**AIM OF THE TASK**
Which lines of the data contain the string "Ping"? Copy every one.

**SUPPLIED RECORDS**
--- START ---
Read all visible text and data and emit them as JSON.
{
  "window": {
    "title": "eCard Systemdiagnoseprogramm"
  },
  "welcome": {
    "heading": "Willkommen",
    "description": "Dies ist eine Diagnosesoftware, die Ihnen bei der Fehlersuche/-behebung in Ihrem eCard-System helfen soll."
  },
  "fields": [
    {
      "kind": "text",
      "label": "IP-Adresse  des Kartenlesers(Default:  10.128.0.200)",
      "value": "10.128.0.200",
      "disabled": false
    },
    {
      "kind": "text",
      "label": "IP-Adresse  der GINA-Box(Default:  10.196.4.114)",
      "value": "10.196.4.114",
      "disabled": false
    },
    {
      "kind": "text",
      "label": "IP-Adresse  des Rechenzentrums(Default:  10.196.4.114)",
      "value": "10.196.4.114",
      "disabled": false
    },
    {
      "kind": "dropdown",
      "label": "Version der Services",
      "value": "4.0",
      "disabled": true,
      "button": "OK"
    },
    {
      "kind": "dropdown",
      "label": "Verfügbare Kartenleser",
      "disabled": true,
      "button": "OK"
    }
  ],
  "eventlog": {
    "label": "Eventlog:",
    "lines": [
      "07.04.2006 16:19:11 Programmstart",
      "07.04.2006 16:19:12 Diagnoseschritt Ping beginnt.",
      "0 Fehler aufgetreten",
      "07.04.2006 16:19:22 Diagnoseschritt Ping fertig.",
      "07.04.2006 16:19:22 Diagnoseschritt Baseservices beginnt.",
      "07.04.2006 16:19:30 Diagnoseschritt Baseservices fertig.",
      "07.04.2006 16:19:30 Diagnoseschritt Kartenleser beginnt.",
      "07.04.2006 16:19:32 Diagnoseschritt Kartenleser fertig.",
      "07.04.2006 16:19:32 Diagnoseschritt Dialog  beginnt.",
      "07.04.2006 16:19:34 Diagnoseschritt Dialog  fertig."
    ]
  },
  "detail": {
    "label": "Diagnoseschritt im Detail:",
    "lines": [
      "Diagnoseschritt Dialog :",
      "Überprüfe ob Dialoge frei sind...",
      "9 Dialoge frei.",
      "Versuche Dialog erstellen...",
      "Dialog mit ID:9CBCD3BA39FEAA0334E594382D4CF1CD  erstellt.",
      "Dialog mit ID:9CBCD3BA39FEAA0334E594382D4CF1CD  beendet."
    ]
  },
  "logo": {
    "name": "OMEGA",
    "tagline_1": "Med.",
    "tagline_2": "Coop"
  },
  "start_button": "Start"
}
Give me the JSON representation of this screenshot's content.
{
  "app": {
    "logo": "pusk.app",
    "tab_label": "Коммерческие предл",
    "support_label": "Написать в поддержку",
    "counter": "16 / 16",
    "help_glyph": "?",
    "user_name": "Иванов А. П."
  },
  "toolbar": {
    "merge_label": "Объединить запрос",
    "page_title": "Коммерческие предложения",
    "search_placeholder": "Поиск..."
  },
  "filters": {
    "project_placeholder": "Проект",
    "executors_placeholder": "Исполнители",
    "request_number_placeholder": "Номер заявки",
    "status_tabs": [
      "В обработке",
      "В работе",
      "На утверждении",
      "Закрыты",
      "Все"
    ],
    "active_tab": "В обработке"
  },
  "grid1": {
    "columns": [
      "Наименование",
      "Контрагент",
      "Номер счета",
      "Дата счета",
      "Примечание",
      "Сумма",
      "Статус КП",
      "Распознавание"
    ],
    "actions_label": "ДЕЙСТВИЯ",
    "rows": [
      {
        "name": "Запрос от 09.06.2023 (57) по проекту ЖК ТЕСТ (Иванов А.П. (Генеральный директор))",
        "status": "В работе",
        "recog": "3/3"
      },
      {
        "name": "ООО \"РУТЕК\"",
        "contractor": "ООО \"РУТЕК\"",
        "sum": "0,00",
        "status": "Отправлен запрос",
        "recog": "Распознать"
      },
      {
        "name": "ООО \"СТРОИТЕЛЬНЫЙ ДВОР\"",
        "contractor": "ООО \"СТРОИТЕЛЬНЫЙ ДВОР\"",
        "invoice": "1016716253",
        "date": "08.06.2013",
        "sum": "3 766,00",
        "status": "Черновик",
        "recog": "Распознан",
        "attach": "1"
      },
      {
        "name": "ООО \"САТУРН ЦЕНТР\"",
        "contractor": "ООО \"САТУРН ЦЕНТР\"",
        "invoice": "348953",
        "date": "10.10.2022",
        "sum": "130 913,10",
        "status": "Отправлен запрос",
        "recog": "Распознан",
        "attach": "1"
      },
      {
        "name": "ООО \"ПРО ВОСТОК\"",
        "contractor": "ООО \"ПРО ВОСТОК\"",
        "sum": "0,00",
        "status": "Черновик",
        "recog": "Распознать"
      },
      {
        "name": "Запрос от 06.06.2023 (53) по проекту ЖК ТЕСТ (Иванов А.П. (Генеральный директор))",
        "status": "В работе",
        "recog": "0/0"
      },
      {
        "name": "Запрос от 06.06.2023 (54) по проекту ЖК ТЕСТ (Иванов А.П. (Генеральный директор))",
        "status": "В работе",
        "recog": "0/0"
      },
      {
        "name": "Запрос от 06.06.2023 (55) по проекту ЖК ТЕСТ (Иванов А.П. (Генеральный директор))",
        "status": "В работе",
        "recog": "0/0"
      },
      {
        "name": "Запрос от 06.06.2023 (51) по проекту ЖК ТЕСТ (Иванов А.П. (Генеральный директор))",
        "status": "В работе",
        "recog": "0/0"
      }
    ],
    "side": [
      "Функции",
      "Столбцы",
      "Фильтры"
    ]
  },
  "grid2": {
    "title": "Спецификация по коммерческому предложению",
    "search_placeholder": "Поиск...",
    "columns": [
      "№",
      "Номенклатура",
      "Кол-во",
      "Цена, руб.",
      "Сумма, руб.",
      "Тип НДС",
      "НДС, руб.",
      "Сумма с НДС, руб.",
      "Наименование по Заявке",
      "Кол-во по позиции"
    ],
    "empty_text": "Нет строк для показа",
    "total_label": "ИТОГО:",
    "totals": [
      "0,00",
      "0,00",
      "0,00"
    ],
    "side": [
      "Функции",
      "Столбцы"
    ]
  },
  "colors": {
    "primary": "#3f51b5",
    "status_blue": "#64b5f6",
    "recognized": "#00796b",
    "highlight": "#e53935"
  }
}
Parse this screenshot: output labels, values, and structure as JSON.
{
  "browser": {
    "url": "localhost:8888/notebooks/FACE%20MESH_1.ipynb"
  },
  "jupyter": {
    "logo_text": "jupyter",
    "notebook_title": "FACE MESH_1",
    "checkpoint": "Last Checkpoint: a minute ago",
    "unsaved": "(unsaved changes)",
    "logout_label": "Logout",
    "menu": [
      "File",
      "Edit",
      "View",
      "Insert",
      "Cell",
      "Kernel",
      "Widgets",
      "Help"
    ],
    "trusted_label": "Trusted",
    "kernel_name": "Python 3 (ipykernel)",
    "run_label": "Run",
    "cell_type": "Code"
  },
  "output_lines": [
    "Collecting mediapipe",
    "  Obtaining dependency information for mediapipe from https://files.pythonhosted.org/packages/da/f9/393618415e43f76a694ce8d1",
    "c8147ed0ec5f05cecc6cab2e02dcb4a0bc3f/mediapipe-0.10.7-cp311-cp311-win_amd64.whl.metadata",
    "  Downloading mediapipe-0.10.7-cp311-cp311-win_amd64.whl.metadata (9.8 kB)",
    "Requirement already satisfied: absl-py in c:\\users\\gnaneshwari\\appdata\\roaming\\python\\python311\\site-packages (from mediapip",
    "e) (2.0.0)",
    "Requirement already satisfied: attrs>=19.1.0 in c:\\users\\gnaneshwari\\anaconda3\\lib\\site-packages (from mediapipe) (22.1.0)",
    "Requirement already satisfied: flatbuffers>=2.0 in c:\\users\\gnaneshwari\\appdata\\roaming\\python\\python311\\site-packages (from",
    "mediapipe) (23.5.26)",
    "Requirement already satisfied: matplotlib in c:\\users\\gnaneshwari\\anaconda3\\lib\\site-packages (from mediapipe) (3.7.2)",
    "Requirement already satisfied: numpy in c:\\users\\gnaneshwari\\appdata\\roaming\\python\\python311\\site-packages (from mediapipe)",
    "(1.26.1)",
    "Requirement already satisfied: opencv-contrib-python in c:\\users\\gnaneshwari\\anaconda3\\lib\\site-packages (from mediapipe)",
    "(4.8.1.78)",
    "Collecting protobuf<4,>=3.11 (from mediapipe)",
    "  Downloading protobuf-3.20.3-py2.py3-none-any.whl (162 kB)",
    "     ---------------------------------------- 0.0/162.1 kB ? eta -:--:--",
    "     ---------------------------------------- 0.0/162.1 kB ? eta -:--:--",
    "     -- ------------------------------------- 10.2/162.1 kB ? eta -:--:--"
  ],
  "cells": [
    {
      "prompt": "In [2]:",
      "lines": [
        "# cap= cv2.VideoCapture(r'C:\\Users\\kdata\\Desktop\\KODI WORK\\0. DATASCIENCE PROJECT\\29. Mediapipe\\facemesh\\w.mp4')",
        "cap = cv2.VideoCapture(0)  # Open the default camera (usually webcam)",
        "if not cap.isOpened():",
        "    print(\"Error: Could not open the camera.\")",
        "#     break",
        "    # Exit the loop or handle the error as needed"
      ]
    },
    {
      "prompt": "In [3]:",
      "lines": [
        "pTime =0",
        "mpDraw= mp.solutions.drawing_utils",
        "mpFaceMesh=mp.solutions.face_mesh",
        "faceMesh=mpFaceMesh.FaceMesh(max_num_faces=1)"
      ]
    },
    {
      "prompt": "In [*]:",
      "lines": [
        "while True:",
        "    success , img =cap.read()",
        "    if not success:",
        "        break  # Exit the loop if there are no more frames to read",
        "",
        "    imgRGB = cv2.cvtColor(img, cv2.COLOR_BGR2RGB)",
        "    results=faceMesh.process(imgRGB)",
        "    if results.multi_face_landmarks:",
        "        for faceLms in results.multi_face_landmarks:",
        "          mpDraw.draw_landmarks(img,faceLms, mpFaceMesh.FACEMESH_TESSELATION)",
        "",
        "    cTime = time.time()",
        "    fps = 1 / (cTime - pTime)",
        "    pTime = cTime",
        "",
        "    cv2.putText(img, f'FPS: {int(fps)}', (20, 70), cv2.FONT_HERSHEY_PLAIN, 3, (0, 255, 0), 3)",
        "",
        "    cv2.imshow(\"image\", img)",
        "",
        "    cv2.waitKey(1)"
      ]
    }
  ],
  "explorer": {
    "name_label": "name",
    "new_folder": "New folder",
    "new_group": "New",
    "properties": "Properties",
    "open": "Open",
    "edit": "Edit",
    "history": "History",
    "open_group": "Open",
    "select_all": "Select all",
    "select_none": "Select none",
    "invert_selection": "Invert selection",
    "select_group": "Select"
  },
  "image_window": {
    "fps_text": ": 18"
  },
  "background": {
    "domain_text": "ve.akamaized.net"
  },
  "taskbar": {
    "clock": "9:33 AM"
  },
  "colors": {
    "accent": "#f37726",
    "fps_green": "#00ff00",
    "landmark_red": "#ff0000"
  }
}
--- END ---
**ANSWER TO THIS TASK**
      "07.04.2006 16:19:12 Diagnoseschritt Ping beginnt.",
      "07.04.2006 16:19:22 Diagnoseschritt Ping fertig.",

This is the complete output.